There are about 3 million notes in a two-and-a-half-hour musical; being a perfectionist, it took me a long time to realize that if I'm hitting 75 percent of them, I'm succeeding. Performing isn't only about the acrobatics and the high notes: It's staying in the moment, connecting with the audience in an authentic way, and making yourself real to them through the music. I am more than the notes I hit, and that's how I try to approach my life. You can't get it all right all the time, but you can try your best. If you've done that, all that's left is to accept your shortcomings and have the courage to try to overcome them.

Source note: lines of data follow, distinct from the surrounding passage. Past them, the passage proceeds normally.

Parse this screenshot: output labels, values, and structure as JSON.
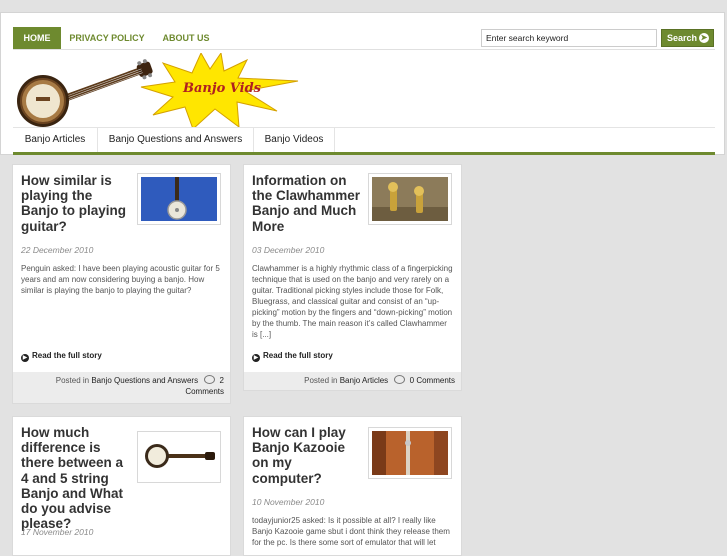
{
  "topnav": {
    "items": [
      {
        "label": "HOME",
        "active": true
      },
      {
        "label": "PRIVACY POLICY",
        "active": false
      },
      {
        "label": "ABOUT US",
        "active": false
      }
    ],
    "search_placeholder": "Enter search keyword",
    "search_button": "Search"
  },
  "logo": {
    "text": "Banjo Vids"
  },
  "mainnav": {
    "items": [
      {
        "label": "Banjo Articles"
      },
      {
        "label": "Banjo Questions and Answers"
      },
      {
        "label": "Banjo Videos"
      }
    ]
  },
  "colors": {
    "accent": "#6e8a2f",
    "star": "#ffe600",
    "star_stroke": "#d4a000"
  },
  "posts": [
    {
      "title": "How similar is playing the Banjo to playing guitar?",
      "date": "22 December 2010",
      "excerpt": "Penguin asked: I have been playing acoustic guitar for 5 years and am now considering buying a banjo. How similar is playing the banjo to playing the guitar?",
      "read_more": "Read the full story",
      "posted_in": "Posted in",
      "category": "Banjo Questions and Answers",
      "comments": "2 Comments"
    },
    {
      "title": "Information on the Clawhammer Banjo and Much More",
      "date": "03 December 2010",
      "excerpt": "Clawhammer is a highly rhythmic class of a fingerpicking technique that is used on the banjo and very rarely on a guitar. Traditional picking styles include those for Folk, Bluegrass, and classical guitar and consist of an “up-picking” motion by the fingers and “down-picking” motion by the thumb. The main reason it’s called Clawhammer is [...]",
      "read_more": "Read the full story",
      "posted_in": "Posted in",
      "category": "Banjo Articles",
      "comments": "0 Comments"
    },
    {
      "title": "How much difference is there between a 4 and 5 string Banjo and What do you advise please?",
      "date": "17 November 2010"
    },
    {
      "title": "How can I play Banjo Kazooie on my computer?",
      "date": "10 November 2010",
      "excerpt": "todayjunior25 asked: Is it possible at all? I really like Banjo Kazooie game sbut i dont think they release them for the pc. Is there some sort of emulator that will let"
    }
  ]
}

As Brene Brown states, you invite criticism simply by "stepping into the arena." Social media amplifies (and dumbs down) criticism - snark is so easy. To accept criticism with grace (even if it doesn't deserve it), forgive yourself, and work on improving is the mark of a true professional. And as Garr Reynolds points out in his discussion of this situation in Presentation Zen, Menzel asserts rightly that authenticity and connection trump perfection.

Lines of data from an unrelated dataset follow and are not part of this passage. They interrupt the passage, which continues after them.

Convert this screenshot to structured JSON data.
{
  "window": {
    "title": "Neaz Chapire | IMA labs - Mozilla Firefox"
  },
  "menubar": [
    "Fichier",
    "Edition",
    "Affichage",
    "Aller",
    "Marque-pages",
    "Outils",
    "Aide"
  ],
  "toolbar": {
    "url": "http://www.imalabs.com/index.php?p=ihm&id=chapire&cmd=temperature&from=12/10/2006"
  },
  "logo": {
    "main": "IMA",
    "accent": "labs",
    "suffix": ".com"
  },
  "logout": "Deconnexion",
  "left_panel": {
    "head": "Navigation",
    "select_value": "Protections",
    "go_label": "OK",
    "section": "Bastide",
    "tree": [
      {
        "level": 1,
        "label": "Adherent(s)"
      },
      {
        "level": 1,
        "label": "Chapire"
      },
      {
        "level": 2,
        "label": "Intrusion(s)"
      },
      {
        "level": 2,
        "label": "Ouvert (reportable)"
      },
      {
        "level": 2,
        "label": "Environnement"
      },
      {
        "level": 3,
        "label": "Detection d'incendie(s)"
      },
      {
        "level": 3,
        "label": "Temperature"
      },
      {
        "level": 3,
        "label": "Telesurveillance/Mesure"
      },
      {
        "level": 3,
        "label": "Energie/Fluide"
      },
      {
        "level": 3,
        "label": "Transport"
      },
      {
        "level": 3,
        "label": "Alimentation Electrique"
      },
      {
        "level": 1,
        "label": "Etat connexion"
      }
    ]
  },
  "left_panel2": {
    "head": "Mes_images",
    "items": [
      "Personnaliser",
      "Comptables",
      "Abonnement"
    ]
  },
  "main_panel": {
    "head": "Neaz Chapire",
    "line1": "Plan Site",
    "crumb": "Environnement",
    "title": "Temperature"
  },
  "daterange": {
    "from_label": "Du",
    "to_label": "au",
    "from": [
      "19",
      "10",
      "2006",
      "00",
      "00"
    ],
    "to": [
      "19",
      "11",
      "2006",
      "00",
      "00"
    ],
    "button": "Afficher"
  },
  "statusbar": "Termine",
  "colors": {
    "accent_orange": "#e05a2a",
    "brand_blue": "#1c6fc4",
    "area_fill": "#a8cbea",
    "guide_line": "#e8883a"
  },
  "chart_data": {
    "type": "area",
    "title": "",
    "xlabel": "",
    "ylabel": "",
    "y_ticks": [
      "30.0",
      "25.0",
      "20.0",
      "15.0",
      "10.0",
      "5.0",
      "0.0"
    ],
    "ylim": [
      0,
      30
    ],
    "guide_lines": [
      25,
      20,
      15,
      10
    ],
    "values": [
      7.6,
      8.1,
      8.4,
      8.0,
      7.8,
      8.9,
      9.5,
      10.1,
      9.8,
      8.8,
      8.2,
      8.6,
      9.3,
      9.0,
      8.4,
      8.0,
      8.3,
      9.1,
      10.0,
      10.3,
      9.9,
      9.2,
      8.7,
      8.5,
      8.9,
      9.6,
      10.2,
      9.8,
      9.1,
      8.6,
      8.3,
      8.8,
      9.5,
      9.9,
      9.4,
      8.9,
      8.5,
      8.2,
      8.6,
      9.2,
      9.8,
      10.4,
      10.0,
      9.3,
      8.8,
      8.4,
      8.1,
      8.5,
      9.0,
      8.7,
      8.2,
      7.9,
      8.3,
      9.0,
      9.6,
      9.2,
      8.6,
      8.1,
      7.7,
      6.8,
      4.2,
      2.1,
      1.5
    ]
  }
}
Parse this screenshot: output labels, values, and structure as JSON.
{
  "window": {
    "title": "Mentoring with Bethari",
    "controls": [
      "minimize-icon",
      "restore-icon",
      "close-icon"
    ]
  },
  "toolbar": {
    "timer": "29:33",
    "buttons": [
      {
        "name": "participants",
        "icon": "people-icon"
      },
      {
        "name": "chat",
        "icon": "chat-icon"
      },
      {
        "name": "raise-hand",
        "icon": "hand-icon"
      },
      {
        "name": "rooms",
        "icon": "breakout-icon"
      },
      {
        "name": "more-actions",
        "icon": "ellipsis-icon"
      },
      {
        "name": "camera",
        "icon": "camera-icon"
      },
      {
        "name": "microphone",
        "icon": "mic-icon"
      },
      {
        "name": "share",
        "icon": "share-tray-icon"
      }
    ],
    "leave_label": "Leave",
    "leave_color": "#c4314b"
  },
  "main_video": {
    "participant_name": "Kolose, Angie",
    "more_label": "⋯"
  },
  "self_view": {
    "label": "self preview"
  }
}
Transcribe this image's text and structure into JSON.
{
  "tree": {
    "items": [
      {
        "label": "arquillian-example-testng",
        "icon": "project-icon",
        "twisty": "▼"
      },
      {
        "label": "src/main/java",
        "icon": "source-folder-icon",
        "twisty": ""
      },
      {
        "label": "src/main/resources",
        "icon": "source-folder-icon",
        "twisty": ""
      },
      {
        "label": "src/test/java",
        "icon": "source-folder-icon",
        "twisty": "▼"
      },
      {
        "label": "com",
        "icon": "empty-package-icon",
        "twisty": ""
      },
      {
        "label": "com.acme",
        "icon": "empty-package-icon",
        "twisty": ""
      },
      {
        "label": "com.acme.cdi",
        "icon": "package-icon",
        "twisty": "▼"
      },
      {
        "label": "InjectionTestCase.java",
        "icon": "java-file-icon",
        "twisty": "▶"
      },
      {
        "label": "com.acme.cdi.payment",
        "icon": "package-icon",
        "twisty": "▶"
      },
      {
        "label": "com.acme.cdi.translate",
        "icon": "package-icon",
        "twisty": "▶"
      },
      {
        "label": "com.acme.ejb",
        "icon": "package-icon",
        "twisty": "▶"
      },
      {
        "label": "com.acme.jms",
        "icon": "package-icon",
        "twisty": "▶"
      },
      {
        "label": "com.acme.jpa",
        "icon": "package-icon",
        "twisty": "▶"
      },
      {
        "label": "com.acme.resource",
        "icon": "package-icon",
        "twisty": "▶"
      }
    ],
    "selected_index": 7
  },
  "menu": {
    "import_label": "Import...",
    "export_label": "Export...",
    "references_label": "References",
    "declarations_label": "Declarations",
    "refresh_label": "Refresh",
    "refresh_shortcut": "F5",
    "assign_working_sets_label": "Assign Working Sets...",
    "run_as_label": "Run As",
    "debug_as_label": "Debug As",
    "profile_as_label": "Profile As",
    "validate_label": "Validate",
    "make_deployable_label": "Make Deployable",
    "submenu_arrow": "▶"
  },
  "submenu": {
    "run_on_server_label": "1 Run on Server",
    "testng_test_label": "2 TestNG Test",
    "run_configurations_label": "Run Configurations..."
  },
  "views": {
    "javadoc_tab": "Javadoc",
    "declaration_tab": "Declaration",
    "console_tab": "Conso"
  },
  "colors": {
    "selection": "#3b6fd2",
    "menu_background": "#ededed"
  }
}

By committing her high-profile mistake, and most importantly by her handling of it, Idina Menzel has taught something important and useful to all of us.